BRIEF = Lines with "Direct" in them are to be located in the listing below and copied.

DATA EXCERPTS =
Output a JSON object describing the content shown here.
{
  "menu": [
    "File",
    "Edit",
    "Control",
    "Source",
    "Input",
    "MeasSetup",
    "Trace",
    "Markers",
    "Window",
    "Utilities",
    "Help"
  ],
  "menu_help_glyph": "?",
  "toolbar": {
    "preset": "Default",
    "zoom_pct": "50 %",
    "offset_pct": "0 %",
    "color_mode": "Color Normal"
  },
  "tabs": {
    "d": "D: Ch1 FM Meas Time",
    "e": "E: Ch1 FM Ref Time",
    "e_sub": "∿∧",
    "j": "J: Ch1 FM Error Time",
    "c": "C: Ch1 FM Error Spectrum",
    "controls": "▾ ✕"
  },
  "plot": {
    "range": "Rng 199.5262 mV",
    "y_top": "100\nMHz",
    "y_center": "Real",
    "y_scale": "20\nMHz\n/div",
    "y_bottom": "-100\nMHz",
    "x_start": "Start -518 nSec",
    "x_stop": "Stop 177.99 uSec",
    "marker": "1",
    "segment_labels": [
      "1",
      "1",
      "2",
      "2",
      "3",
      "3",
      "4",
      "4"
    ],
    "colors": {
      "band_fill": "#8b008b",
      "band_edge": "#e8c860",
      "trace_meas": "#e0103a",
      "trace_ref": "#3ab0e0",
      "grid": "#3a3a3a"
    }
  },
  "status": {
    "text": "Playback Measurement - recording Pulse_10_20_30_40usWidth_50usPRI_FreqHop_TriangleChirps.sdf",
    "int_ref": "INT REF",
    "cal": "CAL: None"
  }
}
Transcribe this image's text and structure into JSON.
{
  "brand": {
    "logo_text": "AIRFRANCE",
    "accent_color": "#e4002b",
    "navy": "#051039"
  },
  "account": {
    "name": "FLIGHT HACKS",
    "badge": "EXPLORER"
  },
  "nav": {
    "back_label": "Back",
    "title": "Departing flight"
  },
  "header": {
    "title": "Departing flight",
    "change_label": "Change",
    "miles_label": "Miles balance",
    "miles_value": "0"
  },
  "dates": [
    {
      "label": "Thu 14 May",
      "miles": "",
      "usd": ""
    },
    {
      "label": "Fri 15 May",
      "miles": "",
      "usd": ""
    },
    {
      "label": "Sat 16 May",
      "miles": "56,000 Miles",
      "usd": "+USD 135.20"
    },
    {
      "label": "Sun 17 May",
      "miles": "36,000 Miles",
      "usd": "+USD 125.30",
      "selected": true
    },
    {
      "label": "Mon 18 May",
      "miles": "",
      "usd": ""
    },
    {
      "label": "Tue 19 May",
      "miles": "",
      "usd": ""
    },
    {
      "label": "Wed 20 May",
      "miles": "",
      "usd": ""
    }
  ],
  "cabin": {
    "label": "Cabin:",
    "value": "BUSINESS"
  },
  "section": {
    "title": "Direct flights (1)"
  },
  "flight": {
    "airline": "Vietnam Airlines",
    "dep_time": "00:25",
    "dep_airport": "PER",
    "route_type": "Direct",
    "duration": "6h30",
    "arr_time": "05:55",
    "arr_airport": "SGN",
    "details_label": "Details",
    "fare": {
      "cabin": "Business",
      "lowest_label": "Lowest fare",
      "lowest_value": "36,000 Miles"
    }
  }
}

EXERCISE OUTPUT =
    "title": "Direct flights (1)"
    "route_type": "Direct",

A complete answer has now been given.